In the third quarter, U.S. gross domestic product rose at an annualized 33% rate, and we expect fourth-quarter GDP to expand at a 4.3% annualized rate. Based on our expectation that a vaccine will be approved and distributed over the first half of 2021, we expect economic activity to rebound by another 4.7% in 2021 and unemployment to fall to 4.9% by the end of next year. In fact, we expect that the nominal level of GDP will return to prepandemic levels by the end of the third quarter.

As the vaccine is broadly distributed over the first half of 2021, in our economic outlook we incorporate our expectation that the consumer services sectors that have been hard-hit will recover meaningfully and normalize in the second half of the year.

A Welcome Vaccine Update
On Monday, Pfizer (PFE) and partner BioNTech (BNTX) reported favorable phase 3 data on vaccine BNT162b2, with an efficacy rate of over 90% and no major safety issues observed at an interim analysis. As such, we have increased the vaccine’s probability of approval to 90% from 60% in our model.

With the vaccine’s efficacy over 90% and no major safety issues observed, we believe the regulatory agencies are likely to authorize it for emergency use in late 2020, followed by full approval in 2021 pending supportive final data.

As the vaccine becomes broadly available over the first half of 2021, we expect that many of the industries that have been adversely affected by the pandemic will quickly rebound as pent-up demand drives utilization higher.

Detailing Morningstar’s Equity Valuation
From a broad market perspective, we see the market as slightly overvalued. According to the Morningstar Market Fair Value, stocks are generally about 4% overvalued. This metric measures the ratio of the price/fair value for the median stock over time.

A ratio above 1.00 indicates that the stock’s price is higher than Morningstar’s estimate of its fair value. The further the price/fair value ratio rises above 1.00, the more the median stock is overvalued. A ratio below 1.00 indicates that the stock’s price is lower than our estimate of its fair value.

While the overall market is slightly overvalued, we note that the valuation is skewed higher by a number of mega-cap stocks (companies with market caps of more than $200 billion) that we consider significantly overvalued. For example, there are a dozen companies which we rate as 1- or 2-stars in the mega-cap cohort. The Morningstar Rating for funds is based on a 5-point scale in which 5-star stocks are the most undervalued and 1-star stocks are the most overvalued.

If you were to remove these stocks from the calculation, our market valuation metric would drop by 4%. Based on its outsize $2 trillion market cap, the broad market valuation would drop by 1.5% by just removing Apple (AAPL).

In addition to the mega-cap stocks skewing valuation higher, we have also found that the dispersion of our fair value estimates as compared with market prices is wider now than last year. In fact, the standard deviation of the price/fair value metric has doubled from a year ago. The result is that we are seeing both a greater number of stocks that are significantly overvalued and greater number of stocks that are significantly undervalued.

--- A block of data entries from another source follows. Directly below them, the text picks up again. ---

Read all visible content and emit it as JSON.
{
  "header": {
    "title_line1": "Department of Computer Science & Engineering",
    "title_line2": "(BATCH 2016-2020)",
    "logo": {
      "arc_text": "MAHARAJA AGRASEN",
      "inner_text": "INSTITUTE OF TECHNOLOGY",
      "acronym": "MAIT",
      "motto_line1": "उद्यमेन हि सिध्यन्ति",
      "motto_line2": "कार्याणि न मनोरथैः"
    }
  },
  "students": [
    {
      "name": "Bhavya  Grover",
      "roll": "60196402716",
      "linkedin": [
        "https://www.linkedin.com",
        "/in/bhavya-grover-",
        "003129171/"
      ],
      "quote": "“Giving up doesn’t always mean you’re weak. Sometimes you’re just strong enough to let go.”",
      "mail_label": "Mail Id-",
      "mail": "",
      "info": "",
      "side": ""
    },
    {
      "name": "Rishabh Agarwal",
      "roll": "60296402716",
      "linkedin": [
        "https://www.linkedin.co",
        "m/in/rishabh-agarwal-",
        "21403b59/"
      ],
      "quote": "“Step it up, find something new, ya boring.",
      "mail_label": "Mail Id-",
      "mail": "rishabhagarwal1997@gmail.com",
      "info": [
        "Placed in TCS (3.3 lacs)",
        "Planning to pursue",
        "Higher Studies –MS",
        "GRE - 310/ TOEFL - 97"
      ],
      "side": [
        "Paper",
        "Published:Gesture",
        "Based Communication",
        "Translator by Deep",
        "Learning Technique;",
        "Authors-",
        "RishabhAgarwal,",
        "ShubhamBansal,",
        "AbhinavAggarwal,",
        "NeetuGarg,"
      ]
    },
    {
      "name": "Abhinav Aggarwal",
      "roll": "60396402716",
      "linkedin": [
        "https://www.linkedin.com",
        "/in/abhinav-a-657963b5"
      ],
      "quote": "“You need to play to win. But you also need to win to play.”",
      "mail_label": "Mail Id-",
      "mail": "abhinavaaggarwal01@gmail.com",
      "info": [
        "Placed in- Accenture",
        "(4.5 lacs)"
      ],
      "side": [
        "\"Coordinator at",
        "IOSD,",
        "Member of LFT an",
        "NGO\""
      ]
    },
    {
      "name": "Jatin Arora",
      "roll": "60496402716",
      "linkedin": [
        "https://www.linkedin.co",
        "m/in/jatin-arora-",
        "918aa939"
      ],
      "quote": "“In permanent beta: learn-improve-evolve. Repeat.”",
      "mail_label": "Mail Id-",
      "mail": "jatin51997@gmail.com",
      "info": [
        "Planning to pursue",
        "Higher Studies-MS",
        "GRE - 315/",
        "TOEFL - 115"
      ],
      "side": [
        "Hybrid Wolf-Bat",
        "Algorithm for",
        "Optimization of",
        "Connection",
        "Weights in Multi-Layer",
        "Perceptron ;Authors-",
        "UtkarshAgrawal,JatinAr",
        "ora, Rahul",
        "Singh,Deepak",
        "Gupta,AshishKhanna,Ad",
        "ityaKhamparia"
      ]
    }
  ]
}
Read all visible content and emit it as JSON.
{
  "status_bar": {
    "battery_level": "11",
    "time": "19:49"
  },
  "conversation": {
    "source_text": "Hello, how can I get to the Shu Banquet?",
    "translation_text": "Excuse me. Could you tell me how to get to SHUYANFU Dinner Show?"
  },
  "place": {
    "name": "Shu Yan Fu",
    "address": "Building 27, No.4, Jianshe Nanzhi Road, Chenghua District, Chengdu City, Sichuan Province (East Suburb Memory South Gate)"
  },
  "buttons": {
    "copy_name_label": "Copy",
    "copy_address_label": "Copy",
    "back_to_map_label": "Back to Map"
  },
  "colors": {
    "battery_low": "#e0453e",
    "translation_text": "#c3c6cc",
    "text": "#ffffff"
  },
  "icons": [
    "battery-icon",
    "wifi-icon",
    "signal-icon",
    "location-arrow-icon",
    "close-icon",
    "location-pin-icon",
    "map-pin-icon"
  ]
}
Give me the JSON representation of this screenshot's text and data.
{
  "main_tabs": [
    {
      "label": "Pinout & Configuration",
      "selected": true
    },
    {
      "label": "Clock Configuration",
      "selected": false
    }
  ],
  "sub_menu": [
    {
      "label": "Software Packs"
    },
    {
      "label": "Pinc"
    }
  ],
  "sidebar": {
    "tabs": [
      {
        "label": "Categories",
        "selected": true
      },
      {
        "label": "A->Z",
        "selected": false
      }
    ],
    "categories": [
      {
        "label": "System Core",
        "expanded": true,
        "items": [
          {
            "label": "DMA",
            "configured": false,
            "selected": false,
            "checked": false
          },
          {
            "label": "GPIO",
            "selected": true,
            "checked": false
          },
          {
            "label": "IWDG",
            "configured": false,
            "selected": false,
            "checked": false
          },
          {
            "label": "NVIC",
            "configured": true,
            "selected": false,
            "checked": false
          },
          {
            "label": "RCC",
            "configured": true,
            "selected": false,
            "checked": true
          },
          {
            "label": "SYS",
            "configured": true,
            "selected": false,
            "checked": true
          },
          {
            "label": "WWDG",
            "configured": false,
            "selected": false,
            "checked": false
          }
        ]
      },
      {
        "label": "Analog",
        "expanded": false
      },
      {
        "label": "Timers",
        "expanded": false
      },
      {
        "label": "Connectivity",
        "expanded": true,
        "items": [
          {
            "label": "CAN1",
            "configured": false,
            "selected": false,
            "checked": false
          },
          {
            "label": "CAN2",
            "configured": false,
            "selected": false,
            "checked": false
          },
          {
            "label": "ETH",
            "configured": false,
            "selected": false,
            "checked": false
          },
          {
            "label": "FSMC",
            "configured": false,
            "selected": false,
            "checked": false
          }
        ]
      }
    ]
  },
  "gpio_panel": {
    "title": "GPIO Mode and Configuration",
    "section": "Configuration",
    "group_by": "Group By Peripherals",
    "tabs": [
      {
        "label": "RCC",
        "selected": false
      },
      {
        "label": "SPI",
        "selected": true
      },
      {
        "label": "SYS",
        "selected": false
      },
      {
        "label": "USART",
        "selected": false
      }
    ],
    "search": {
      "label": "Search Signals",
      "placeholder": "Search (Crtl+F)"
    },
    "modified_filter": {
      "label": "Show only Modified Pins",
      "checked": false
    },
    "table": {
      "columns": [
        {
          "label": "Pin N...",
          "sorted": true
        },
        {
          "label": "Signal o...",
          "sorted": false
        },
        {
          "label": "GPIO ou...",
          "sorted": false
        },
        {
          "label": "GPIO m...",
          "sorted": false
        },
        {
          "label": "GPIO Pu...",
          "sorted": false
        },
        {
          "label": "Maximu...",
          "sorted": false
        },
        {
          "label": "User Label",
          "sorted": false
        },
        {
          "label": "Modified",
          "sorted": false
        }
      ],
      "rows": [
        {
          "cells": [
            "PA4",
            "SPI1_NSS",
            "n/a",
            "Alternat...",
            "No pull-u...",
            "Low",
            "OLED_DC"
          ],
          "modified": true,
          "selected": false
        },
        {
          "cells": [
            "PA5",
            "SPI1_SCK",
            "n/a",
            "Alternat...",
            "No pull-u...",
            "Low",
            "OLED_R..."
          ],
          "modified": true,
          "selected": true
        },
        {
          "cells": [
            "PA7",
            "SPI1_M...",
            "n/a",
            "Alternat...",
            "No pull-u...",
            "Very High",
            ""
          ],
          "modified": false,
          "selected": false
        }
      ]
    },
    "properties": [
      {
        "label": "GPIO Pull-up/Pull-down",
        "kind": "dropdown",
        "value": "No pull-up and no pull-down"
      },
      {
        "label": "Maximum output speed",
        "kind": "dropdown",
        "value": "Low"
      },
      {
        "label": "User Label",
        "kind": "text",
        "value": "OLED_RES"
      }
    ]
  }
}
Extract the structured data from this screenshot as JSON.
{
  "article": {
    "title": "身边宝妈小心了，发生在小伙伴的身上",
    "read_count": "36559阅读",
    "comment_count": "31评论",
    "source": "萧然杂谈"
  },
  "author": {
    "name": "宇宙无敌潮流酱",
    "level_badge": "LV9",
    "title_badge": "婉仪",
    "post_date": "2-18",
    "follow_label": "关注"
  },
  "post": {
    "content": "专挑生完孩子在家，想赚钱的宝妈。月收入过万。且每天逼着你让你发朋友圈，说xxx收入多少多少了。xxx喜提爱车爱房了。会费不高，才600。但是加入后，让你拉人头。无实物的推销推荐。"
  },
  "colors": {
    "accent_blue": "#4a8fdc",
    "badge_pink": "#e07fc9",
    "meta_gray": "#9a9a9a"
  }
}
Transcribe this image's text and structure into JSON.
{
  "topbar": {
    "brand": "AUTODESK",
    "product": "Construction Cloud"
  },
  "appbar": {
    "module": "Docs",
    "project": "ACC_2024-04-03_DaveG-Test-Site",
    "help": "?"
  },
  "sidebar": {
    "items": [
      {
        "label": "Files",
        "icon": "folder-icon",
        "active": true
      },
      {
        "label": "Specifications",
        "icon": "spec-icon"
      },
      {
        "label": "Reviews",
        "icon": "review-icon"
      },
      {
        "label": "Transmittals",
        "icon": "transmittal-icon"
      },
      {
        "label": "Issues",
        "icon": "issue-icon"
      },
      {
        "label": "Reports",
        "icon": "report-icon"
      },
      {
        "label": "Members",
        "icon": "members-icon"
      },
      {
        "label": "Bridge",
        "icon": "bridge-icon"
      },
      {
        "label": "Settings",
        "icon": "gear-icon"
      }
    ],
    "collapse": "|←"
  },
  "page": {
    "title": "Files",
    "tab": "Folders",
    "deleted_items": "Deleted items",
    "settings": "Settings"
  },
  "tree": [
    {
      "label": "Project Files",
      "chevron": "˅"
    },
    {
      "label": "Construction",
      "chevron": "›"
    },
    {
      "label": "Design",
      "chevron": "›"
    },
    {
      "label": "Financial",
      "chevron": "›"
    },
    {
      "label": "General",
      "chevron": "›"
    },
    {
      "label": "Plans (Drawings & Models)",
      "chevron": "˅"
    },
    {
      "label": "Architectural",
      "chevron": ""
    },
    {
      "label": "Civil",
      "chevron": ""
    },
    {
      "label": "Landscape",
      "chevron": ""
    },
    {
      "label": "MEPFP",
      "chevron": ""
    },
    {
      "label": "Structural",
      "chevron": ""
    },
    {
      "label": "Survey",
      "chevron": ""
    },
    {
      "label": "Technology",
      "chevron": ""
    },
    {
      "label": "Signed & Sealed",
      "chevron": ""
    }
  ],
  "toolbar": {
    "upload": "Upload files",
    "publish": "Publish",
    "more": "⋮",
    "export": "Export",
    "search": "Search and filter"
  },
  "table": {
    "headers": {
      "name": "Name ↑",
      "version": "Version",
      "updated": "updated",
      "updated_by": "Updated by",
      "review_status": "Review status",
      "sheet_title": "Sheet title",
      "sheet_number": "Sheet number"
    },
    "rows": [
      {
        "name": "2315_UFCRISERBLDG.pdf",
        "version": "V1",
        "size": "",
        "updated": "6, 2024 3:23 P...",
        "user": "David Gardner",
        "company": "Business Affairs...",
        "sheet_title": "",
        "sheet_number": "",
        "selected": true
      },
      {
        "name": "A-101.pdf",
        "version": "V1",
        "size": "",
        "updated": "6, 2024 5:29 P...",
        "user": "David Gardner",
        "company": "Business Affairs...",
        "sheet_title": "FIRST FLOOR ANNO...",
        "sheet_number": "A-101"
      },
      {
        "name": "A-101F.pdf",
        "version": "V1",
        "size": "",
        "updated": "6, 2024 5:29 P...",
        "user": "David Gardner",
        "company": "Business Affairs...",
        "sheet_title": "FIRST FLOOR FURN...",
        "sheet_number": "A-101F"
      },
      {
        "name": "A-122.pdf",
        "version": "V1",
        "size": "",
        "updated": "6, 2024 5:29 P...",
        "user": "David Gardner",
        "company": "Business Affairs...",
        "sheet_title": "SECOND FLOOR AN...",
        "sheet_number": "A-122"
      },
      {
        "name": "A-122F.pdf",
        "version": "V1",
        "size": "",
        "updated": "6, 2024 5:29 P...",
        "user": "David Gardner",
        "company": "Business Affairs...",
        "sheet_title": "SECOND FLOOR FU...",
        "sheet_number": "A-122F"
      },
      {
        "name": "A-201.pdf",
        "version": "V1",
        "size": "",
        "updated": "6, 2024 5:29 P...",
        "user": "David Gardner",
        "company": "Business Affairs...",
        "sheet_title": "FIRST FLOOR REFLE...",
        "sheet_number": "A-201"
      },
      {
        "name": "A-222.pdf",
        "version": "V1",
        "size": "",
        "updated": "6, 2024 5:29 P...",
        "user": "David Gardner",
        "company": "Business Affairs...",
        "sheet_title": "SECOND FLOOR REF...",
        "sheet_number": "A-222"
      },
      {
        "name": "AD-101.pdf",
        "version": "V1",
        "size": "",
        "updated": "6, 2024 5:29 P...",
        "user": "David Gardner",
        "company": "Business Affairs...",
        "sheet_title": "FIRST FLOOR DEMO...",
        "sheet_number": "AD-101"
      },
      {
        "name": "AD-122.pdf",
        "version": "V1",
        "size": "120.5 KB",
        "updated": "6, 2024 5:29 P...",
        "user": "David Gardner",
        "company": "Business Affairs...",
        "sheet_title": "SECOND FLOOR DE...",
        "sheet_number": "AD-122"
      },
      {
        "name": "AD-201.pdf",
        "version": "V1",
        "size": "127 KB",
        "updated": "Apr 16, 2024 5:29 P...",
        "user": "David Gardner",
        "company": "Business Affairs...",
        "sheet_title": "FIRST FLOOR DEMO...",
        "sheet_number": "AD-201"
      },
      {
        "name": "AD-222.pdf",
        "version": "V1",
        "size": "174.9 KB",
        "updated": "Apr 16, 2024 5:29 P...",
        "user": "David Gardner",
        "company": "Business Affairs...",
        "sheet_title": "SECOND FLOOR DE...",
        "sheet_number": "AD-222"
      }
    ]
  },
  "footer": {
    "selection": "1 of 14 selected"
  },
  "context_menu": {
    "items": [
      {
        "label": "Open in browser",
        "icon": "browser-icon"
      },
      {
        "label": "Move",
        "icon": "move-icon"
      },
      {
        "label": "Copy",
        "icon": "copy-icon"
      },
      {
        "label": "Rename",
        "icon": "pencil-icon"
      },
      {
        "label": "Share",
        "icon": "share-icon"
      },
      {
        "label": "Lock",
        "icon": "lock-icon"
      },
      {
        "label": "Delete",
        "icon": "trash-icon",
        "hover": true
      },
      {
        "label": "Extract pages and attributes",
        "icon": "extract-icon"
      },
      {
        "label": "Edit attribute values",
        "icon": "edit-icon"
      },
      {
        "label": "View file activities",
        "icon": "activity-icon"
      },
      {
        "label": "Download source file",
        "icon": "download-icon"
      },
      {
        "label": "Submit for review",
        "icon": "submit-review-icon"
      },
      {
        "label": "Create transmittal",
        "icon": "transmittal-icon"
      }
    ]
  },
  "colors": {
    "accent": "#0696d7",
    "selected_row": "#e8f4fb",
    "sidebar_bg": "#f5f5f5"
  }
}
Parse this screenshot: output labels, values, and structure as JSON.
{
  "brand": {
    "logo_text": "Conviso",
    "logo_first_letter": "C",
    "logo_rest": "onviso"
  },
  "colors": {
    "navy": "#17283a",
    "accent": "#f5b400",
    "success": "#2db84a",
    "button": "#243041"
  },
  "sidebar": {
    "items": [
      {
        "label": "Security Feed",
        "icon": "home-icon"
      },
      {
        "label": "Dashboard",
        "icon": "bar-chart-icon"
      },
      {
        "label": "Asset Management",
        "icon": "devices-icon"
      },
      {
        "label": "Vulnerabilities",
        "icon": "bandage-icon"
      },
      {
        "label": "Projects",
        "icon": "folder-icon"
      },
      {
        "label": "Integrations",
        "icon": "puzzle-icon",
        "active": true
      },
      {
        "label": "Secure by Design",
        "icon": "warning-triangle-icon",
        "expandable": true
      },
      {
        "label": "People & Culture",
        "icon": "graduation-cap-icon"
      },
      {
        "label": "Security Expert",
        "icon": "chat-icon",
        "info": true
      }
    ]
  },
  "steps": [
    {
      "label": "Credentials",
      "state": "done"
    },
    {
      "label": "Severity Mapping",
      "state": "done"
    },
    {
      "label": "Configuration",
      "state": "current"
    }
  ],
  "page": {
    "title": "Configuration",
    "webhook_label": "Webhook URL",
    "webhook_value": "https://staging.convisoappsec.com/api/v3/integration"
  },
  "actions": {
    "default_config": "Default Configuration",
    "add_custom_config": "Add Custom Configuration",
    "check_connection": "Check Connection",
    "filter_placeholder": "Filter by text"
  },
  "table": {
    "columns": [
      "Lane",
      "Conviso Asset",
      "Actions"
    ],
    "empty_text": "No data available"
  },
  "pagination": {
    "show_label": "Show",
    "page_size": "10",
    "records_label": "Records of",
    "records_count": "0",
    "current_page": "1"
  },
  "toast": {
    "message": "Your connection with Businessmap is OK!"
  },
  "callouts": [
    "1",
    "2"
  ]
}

Based on our fundamental, bottom-up approach to valuing the broad stock market, we highlight our view that small- and mid-cap stocks in the value Morningstar Categories offered the most opportunities to investors in our fourth-quarter outlook. Across those stocks that we rate 4- or 5-stars, we still see a significant amount of undervaluation within these categories.

Across our sector coverage, we continue to see the highest percentage of our 4- and 5-star stocks in the energy, consumer cyclical, and real estate sectors. 

The combination of reduced political risk and the expectation for a safe and effective vaccine to be rolled out in the first half of 2021 will hasten economic normalization next year. In this scenario, we expect small- and mid-cap stocks in the value category will outperform as their earnings rebound. 

Investors who want exposure to the small-cap stock category, but don’t want the risk of picking individual stocks, can utilize Morningstar’s fund research and tools to identify the appropriate funds for their portfolios.

David Sekera does not own (actual or beneficial) shares in any of the securities mentioned above. Find out about Morningstar’s editorial policies.